Matthew is now General Manager at Prufrock Coffee where is love of a thoughtful, data-driven scientific approach to coffee dovetails with Jeremy Challender’s approach like a partnership born to be. Previously the man behind TAP Coffee’s roasting and many other aspects of their cafe, Matthew placed a close third in the World Roasting Championship in Shanghai this year. He has overseen installation of a roasting suite at Prufrock with two beautiful 1kg roasters:  a Diedrich IR 1kg roaster and a Probatino 1kg by Probat. Look out for Matthew’s Bunny Brand coffee on filter at Prufrock.

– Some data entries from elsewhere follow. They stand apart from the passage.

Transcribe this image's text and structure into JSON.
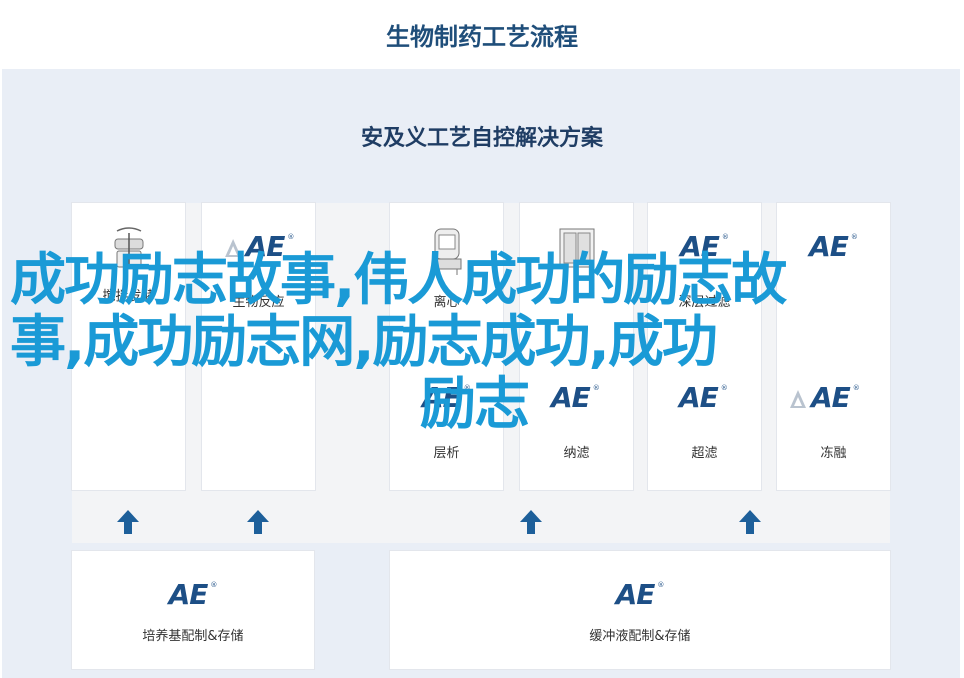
{
  "header": {
    "title": "生物制药工艺流程"
  },
  "panel": {
    "title": "安及义工艺自控解决方案"
  },
  "top_row": [
    {
      "label": "搅拌发酵",
      "icon": "stirring-fermenter-icon"
    },
    {
      "label": "生物反应",
      "icon": "ae-logo-drop-icon"
    },
    {
      "label": "离心",
      "icon": "centrifuge-icon"
    },
    {
      "label": "",
      "icon": "filter-unit-icon"
    },
    {
      "label": "深层过滤",
      "icon": "ae-logo-icon"
    },
    {
      "label": "",
      "icon": "ae-logo-icon"
    }
  ],
  "middle_row": [
    {
      "label": "层析",
      "icon": "ae-logo-icon"
    },
    {
      "label": "纳滤",
      "icon": "ae-logo-icon"
    },
    {
      "label": "超滤",
      "icon": "ae-logo-icon"
    },
    {
      "label": "冻融",
      "icon": "ae-logo-drop-icon"
    }
  ],
  "bottom_row": [
    {
      "label": "培养基配制&存储",
      "icon": "ae-logo-icon"
    },
    {
      "label": "缓冲液配制&存储",
      "icon": "ae-logo-icon"
    }
  ],
  "logo": {
    "text": "AE",
    "mark": "®"
  },
  "overlay": {
    "line1": "成功励志故事,伟人成功的励志故",
    "line2": "事,成功励志网,励志成功,成功",
    "line3": "励志"
  },
  "colors": {
    "accent": "#1d4f86",
    "overlay": "#1a9ad6",
    "arrow": "#1d5f9a"
  }
}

Dubbed an introduction to roasting, the course actually gets in quite deep – I was certainly glad I read a large chunk of Scott Rao’s book ‘The Coffee Roaster’s Companion’ before the course as the four of us included on current roaster for a large coffeeshop and two coffeeshop owners considering roasting. That said, Matthew made it clear that the course was flexible enough to incorporate and follow our questions and I was unafraid to ask some fairly basic questions at times and got the feeling others were glad I asked.

Appropriately, we started with cupping. As Matthew emphasised, all roasting must relate back to taste and a good quality cupping programme can allow constant refinement of roast quality provided record keeping and data feeds into that process. Matthew throughout had a personable teaching style with a real gift for explaining the complex in a simple way and using practical experience to teach theoretical content. That first cupping featured Jeremy’s competition winning Panamanian Gesha which was a highlight of the day in itself.

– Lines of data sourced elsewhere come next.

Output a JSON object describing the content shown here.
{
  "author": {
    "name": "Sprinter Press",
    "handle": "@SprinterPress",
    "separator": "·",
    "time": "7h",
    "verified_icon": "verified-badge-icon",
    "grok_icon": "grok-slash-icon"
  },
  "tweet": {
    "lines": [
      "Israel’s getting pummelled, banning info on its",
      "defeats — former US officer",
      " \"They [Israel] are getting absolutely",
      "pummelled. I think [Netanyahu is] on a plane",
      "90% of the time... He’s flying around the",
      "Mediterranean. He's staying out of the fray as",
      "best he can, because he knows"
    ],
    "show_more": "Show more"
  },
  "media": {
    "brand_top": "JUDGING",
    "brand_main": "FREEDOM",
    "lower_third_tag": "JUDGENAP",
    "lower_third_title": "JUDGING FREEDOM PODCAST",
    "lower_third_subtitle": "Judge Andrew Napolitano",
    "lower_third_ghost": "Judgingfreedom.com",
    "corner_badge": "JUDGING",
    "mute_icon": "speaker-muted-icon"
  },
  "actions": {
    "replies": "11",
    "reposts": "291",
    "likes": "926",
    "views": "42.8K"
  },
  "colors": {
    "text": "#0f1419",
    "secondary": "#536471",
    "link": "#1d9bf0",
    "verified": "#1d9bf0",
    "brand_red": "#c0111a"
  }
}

Four hours of training was very intense but also very accessible. We all got to roast coffee under Matthew’s direction and use Cropster on the computer to record our data and manage important variables such as ‘rate of rise’ – the acceleration factor as bean temperature increases that gives a more fine tuned observation of change than following temperature curves. That moment when first crack approached was heart-rush exhilarating – at least for me – trying to manage the rate of temperature rise as ‘first crack’ approached and simultaneously controlling the gas, plotting changes on Cropster and watching the beans’ development ready to turn off the gas.

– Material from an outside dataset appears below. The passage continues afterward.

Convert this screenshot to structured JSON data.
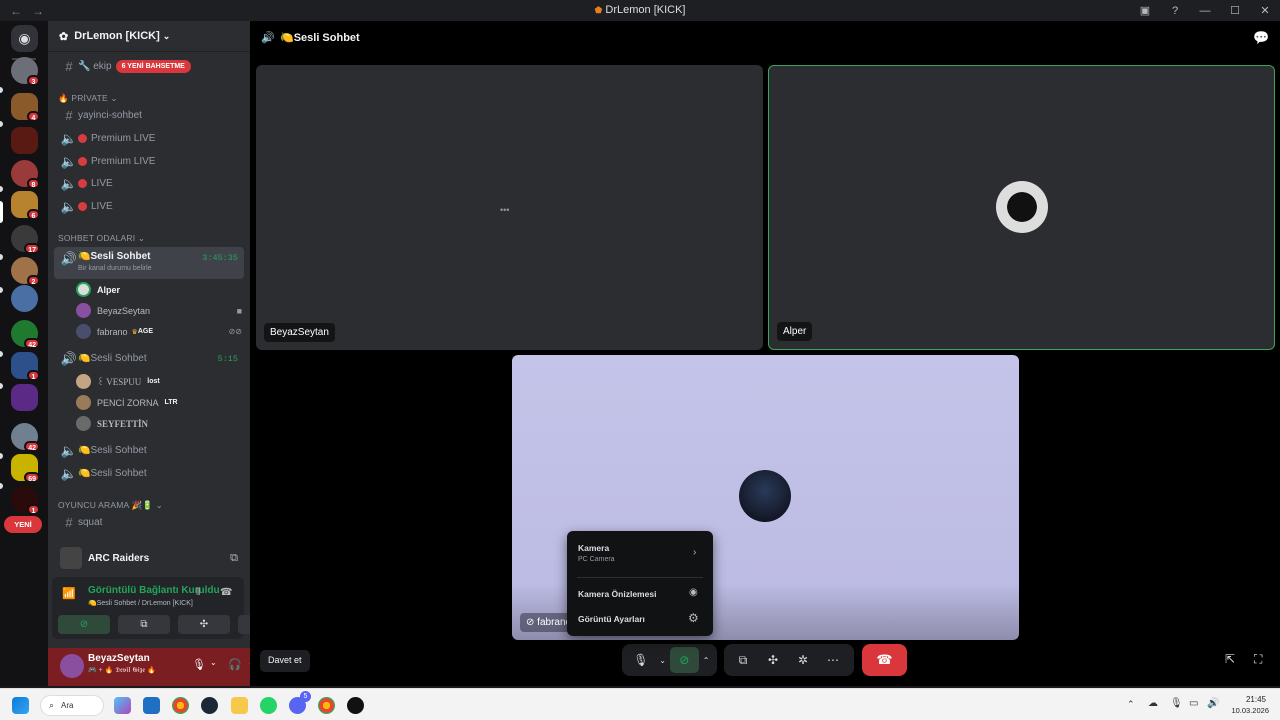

First crack refers to the popping sound when the coffee’s moisture has been evaporated and the beans increase in size (there seem parallels with popcorn).  The changes of temperature leading into first crack and the control of bean development in the time after first crack are huge factors in variety of roasts. All five of our roasts took roughly the same amount of time and had fairly similar development times after first crack but tasted quite distinct on cupping. Small differences make big differences.

I know have a kilo of some fairly delicious Guatemalan coffee at home that I roasted myself. If I felt like an expectant parent on delivery as the coffee emerged from the roaster, I certainly carried that baby home carefully.  I would very much recommend this course and learned a lot – not least a few tips for cupping. This course is not accredited but it is a great introduction and there’s so much to learn. I do know that London School of Coffee run SCAE accredited roasting courses but these are very different courses and much more expensive. Matthew’s course at Prufrock is fun and well worth going on whether you’re a roaster, planning to roast or just interested in  the whole story of coffee from farm to cup.

Book here for July 3rd £150 

May 30, 2016 — Best Coffee